Task to carry out :: Report only how many lines below include "пользователя".

Dataset extract: Begin

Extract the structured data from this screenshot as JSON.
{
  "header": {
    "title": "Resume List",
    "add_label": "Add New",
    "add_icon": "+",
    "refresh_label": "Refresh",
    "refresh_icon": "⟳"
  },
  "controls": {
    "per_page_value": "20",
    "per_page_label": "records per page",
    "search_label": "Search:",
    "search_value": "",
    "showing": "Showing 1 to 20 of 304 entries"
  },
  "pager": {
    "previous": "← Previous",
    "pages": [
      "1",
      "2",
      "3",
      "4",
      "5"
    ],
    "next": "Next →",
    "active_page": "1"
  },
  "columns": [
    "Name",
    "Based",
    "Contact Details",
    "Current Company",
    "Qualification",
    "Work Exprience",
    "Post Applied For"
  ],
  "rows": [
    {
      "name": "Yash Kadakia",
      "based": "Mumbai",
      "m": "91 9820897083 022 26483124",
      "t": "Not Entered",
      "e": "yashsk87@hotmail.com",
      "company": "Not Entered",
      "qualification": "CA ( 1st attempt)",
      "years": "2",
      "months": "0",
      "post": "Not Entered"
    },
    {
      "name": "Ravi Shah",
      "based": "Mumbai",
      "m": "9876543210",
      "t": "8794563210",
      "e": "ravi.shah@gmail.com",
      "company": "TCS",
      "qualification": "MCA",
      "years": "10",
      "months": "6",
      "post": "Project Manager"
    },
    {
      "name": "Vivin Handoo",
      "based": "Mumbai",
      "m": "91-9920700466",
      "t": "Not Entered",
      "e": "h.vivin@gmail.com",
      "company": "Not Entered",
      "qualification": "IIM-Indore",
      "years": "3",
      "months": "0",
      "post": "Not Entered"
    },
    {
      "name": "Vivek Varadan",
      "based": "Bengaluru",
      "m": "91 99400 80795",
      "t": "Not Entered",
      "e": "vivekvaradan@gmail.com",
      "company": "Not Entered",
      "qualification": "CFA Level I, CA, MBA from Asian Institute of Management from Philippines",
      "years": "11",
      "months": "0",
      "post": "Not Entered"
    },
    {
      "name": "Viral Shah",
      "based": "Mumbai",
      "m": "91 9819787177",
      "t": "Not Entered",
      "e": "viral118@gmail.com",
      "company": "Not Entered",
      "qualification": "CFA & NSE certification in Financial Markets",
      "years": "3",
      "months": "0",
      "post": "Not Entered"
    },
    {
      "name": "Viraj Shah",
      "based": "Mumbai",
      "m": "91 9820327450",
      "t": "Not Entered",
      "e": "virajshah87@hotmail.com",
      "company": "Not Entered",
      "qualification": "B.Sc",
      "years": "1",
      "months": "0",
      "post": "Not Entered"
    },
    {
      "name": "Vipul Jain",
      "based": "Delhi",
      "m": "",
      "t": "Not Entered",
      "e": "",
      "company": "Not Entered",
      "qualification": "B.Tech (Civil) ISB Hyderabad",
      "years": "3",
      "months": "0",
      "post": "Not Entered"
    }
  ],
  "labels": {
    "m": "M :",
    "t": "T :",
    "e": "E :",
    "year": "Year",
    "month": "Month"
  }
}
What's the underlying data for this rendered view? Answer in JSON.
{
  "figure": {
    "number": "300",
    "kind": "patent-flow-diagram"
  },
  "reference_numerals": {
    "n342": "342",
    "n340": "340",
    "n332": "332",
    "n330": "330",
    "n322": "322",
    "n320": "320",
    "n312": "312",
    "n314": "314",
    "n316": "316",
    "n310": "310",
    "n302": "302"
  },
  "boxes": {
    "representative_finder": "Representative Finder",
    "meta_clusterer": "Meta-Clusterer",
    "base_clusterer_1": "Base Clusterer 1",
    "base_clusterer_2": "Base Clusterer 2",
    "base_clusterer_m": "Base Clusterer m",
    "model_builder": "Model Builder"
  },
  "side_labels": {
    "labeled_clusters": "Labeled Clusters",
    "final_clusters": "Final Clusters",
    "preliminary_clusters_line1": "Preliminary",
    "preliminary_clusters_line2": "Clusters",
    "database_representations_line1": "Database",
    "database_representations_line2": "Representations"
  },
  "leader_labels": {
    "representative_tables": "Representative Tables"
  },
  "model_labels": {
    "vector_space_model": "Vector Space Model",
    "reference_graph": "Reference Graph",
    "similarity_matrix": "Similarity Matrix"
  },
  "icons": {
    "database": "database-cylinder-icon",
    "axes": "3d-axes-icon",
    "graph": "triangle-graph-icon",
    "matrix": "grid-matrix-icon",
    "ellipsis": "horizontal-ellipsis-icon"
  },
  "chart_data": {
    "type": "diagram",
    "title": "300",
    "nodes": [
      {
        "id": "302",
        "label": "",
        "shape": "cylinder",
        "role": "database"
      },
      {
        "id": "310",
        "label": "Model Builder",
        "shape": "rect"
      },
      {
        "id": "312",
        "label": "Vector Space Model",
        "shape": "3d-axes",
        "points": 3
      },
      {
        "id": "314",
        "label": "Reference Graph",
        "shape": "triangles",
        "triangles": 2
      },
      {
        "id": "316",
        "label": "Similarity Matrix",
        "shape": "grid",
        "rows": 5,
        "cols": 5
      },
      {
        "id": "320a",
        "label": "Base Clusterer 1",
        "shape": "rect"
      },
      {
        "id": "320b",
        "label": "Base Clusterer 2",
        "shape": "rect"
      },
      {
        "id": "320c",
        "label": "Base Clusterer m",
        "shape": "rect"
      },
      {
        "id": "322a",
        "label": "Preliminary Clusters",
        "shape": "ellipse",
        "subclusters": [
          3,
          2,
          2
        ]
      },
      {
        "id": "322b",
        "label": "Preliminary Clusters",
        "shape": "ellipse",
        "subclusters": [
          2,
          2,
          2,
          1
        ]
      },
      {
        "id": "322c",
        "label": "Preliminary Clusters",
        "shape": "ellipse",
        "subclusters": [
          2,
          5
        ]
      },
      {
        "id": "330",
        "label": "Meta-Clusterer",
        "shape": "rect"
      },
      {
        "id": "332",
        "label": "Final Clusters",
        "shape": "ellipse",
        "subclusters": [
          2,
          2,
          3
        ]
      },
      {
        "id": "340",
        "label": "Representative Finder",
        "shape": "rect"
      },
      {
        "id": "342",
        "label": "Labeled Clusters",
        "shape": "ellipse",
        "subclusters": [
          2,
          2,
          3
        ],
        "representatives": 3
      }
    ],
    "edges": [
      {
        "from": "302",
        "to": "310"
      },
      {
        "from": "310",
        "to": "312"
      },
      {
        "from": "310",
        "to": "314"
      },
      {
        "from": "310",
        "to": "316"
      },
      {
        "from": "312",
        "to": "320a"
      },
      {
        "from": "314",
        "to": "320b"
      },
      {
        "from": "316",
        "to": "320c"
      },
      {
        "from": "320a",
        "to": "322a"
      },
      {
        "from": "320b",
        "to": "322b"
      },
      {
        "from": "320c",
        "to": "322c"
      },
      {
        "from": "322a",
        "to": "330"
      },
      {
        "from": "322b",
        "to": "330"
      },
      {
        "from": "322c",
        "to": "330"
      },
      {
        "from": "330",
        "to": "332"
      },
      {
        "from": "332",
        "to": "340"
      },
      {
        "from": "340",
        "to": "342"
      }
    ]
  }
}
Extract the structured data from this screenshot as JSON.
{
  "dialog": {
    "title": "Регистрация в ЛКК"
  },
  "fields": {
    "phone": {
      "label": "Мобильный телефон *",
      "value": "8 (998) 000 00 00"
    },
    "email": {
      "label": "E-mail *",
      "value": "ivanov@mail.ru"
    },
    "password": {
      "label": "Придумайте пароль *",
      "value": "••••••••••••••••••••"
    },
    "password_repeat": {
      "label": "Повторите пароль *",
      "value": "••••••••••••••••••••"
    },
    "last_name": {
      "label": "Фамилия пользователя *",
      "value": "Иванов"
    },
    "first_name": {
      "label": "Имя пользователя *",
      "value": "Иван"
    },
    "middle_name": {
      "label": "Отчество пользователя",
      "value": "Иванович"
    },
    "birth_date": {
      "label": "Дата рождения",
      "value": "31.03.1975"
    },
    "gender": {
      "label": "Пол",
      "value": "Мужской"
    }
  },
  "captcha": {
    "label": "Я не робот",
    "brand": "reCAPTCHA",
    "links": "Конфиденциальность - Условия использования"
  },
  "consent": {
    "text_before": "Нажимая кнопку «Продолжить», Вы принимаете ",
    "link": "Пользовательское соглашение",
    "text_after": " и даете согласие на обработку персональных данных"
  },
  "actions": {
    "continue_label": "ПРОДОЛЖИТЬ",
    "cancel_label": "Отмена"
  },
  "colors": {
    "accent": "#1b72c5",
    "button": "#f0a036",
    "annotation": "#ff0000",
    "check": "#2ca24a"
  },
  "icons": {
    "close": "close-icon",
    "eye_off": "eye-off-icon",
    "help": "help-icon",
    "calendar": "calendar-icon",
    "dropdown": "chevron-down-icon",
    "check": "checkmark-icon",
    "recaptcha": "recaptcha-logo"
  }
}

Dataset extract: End

Result for this exercise :: 3